*What you should do:*
Please restate each entry that appears below word for word, without its pictures.

*** Opening of Provided material ***

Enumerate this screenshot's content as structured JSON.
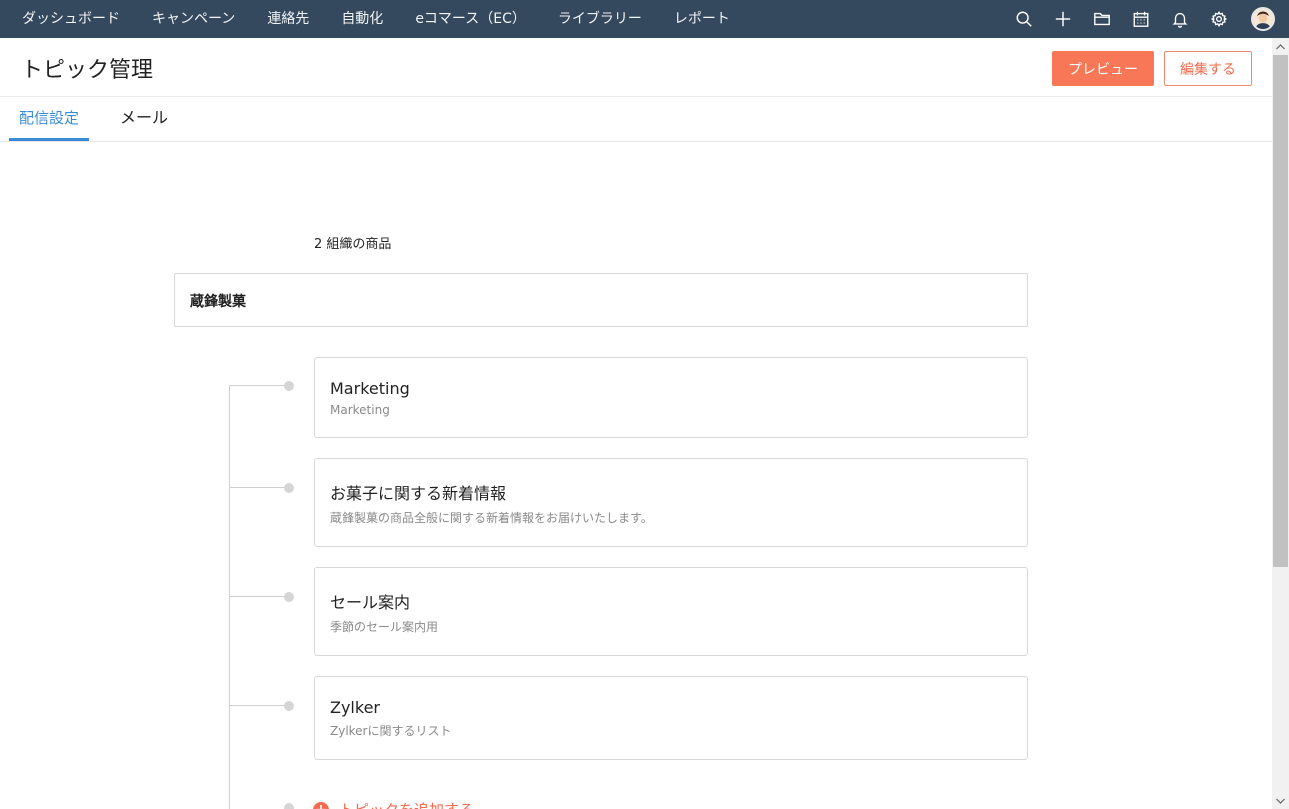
{
  "topnav": {
    "menu": [
      "ダッシュボード",
      "キャンペーン",
      "連絡先",
      "自動化",
      "eコマース（EC）",
      "ライブラリー",
      "レポート"
    ],
    "icons": [
      "search-icon",
      "plus-icon",
      "folder-icon",
      "calendar-icon",
      "bell-icon",
      "gear-icon"
    ]
  },
  "header": {
    "title": "トピック管理",
    "preview_label": "プレビュー",
    "edit_label": "編集する"
  },
  "tabs": [
    "配信設定",
    "メール"
  ],
  "content": {
    "org_count": "2 組織の商品",
    "org_name": "蔵鋒製菓",
    "topics": [
      {
        "name": "Marketing",
        "desc": "Marketing"
      },
      {
        "name": "お菓子に関する新着情報",
        "desc": "蔵鋒製菓の商品全般に関する新着情報をお届けいたします。"
      },
      {
        "name": "セール案内",
        "desc": "季節のセール案内用"
      },
      {
        "name": "Zylker",
        "desc": "Zylkerに関するリスト"
      }
    ],
    "add_topic_label": "トピックを追加する"
  },
  "colors": {
    "nav_bg": "#34495e",
    "accent": "#f87757",
    "tab_active": "#3a8bd6"
  }
}
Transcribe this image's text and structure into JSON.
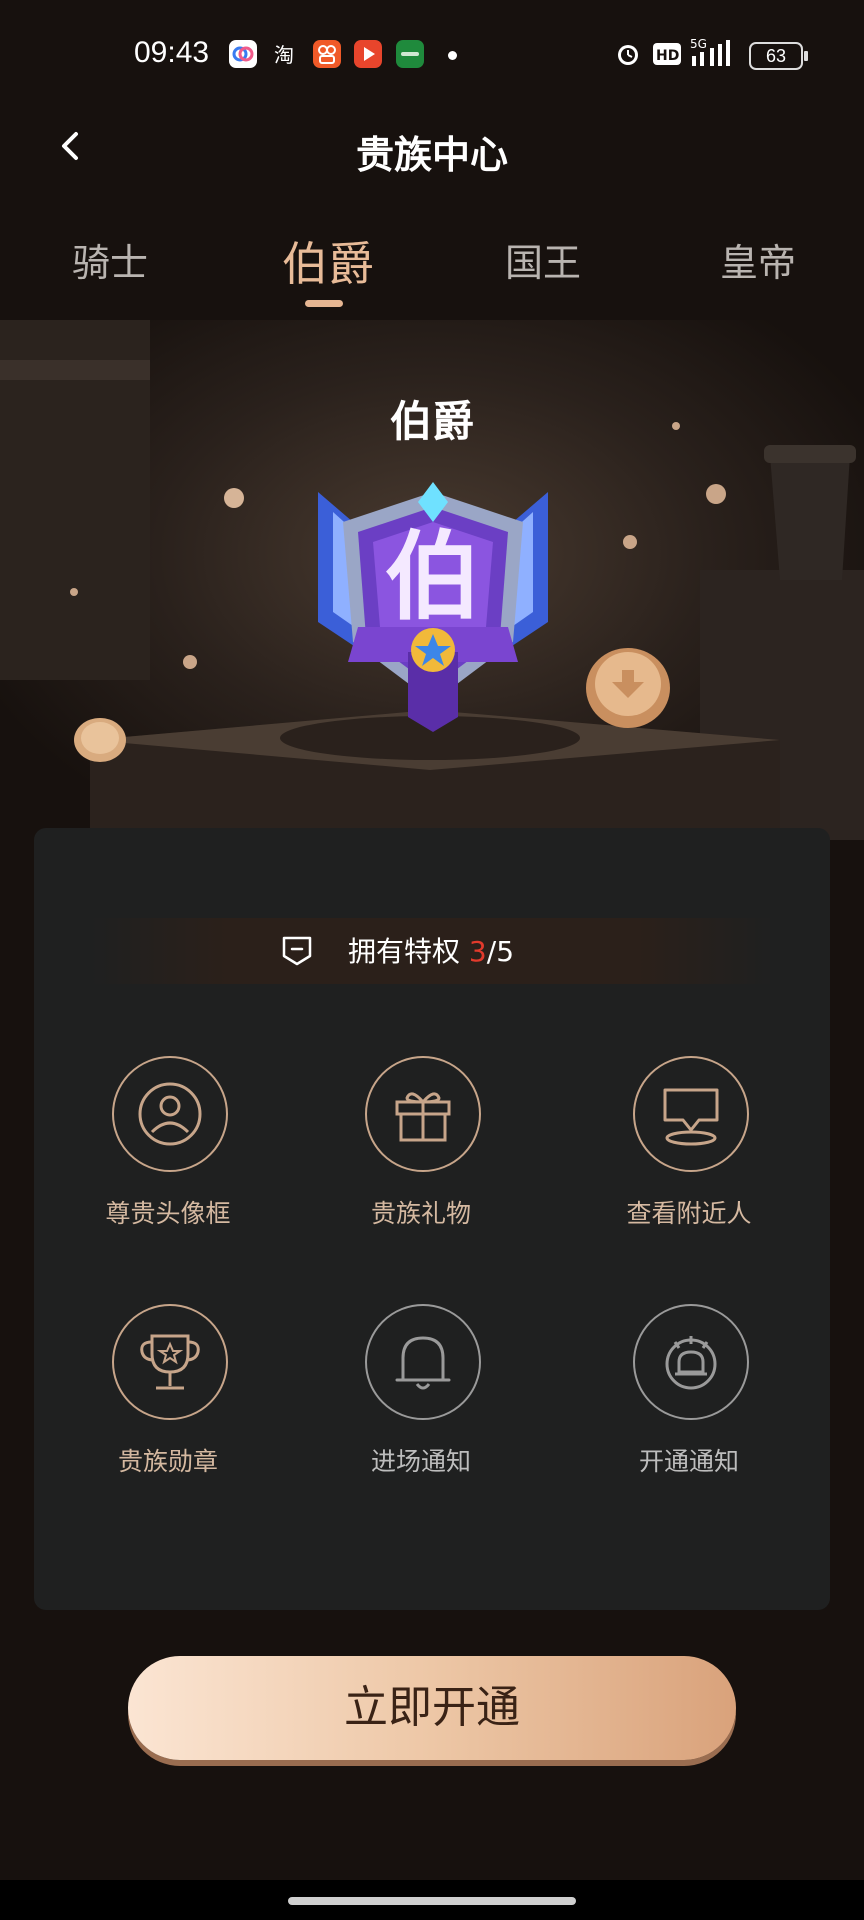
{
  "status_bar": {
    "time": "09:43",
    "battery": "63"
  },
  "header": {
    "title": "贵族中心"
  },
  "tabs": [
    {
      "label": "骑士",
      "active": false
    },
    {
      "label": "伯爵",
      "active": true
    },
    {
      "label": "国王",
      "active": false
    },
    {
      "label": "皇帝",
      "active": false
    }
  ],
  "hero": {
    "rank_title": "伯爵",
    "badge_char": "伯"
  },
  "privileges": {
    "label": "拥有特权",
    "owned": "3",
    "separator": "/",
    "total": "5",
    "items": [
      {
        "label": "尊贵头像框",
        "icon": "avatar-frame-icon",
        "owned": true
      },
      {
        "label": "贵族礼物",
        "icon": "gift-icon",
        "owned": true
      },
      {
        "label": "查看附近人",
        "icon": "nearby-people-icon",
        "owned": true
      },
      {
        "label": "贵族勋章",
        "icon": "trophy-icon",
        "owned": true
      },
      {
        "label": "进场通知",
        "icon": "bell-icon",
        "owned": false
      },
      {
        "label": "开通通知",
        "icon": "lamp-icon",
        "owned": false
      }
    ]
  },
  "cta": {
    "label": "立即开通"
  },
  "colors": {
    "accent": "#e8bb98",
    "highlight_red": "#e23a2c",
    "button_start": "#fbe5d3",
    "button_end": "#d9a27b"
  }
}
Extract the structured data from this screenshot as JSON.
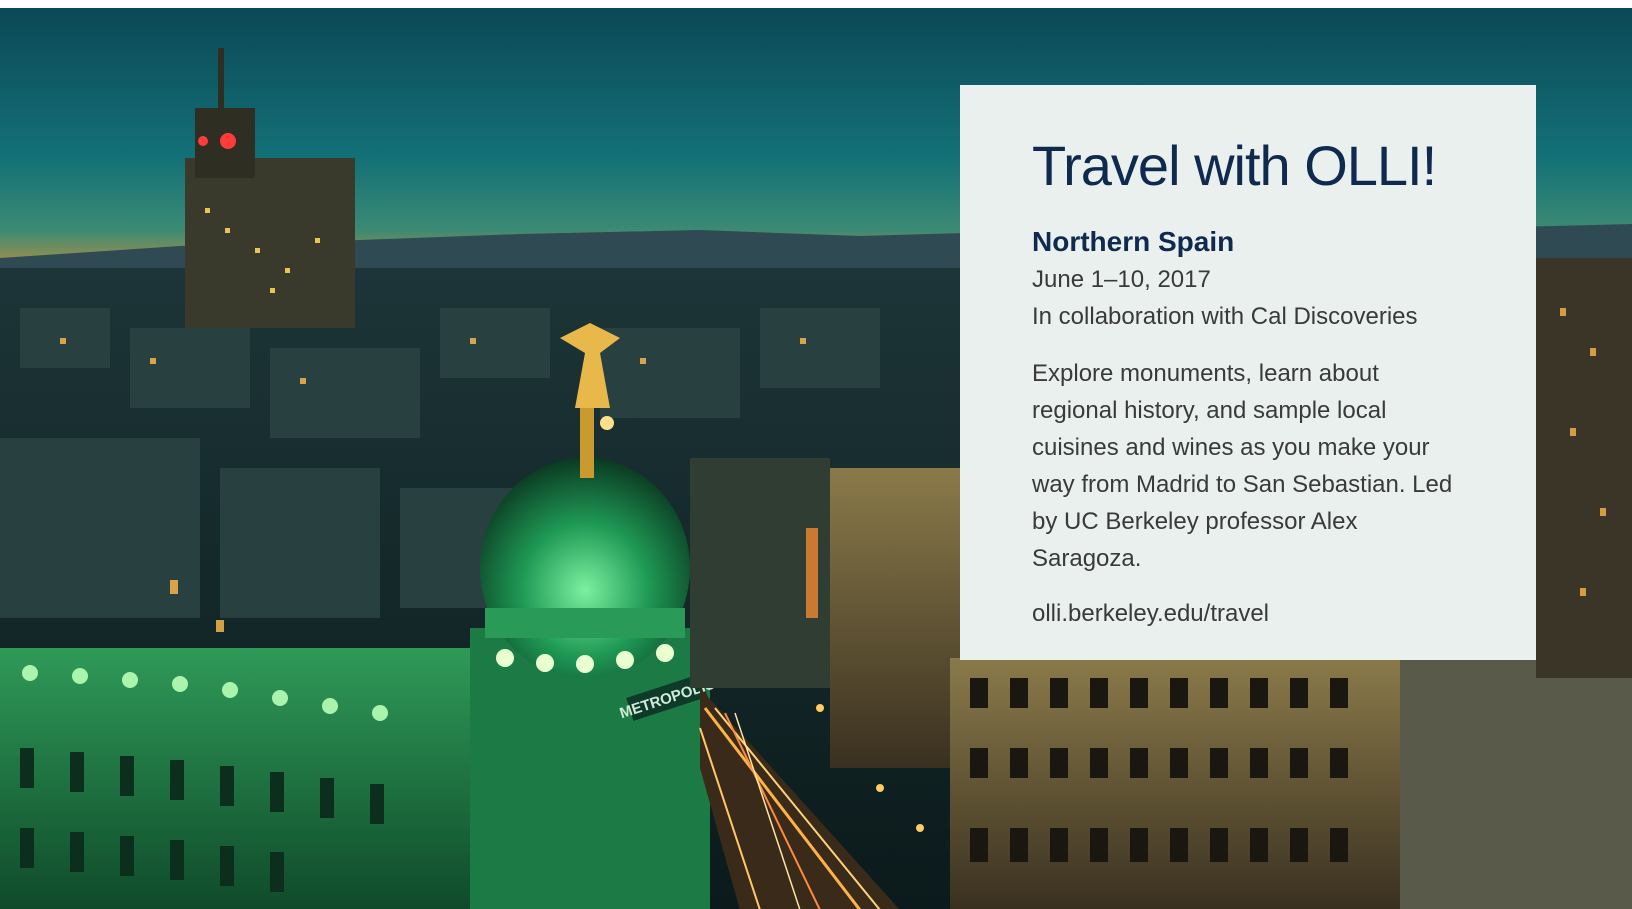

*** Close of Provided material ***

*Exercise output:*
Enumerate this screenshot's content as structured JSON.
{
  "topnav": {
    "menu": [
      "ダッシュボード",
      "キャンペーン",
      "連絡先",
      "自動化",
      "eコマース（EC）",
      "ライブラリー",
      "レポート"
    ],
    "icons": [
      "search-icon",
      "plus-icon",
      "folder-icon",
      "calendar-icon",
      "bell-icon",
      "gear-icon"
    ]
  },
  "header": {
    "title": "トピック管理",
    "preview_label": "プレビュー",
    "edit_label": "編集する"
  },
  "tabs": [
    "配信設定",
    "メール"
  ],
  "content": {
    "org_count": "2 組織の商品",
    "org_name": "蔵鋒製菓",
    "topics": [
      {
        "name": "Marketing",
        "desc": "Marketing"
      },
      {
        "name": "お菓子に関する新着情報",
        "desc": "蔵鋒製菓の商品全般に関する新着情報をお届けいたします。"
      },
      {
        "name": "セール案内",
        "desc": "季節のセール案内用"
      },
      {
        "name": "Zylker",
        "desc": "Zylkerに関するリスト"
      }
    ],
    "add_topic_label": "トピックを追加する"
  },
  "colors": {
    "nav_bg": "#34495e",
    "accent": "#f87757",
    "tab_active": "#3a8bd6"
  }
}
Transcribe this image's text and structure into JSON.
{
  "status_bar": {
    "time": "09:43",
    "battery": "63"
  },
  "header": {
    "title": "贵族中心"
  },
  "tabs": [
    {
      "label": "骑士",
      "active": false
    },
    {
      "label": "伯爵",
      "active": true
    },
    {
      "label": "国王",
      "active": false
    },
    {
      "label": "皇帝",
      "active": false
    }
  ],
  "hero": {
    "rank_title": "伯爵",
    "badge_char": "伯"
  },
  "privileges": {
    "label": "拥有特权",
    "owned": "3",
    "separator": "/",
    "total": "5",
    "items": [
      {
        "label": "尊贵头像框",
        "icon": "avatar-frame-icon",
        "owned": true
      },
      {
        "label": "贵族礼物",
        "icon": "gift-icon",
        "owned": true
      },
      {
        "label": "查看附近人",
        "icon": "nearby-people-icon",
        "owned": true
      },
      {
        "label": "贵族勋章",
        "icon": "trophy-icon",
        "owned": true
      },
      {
        "label": "进场通知",
        "icon": "bell-icon",
        "owned": false
      },
      {
        "label": "开通通知",
        "icon": "lamp-icon",
        "owned": false
      }
    ]
  },
  "cta": {
    "label": "立即开通"
  },
  "colors": {
    "accent": "#e8bb98",
    "highlight_red": "#e23a2c",
    "button_start": "#fbe5d3",
    "button_end": "#d9a27b"
  }
}
Extract the structured data from this screenshot as JSON.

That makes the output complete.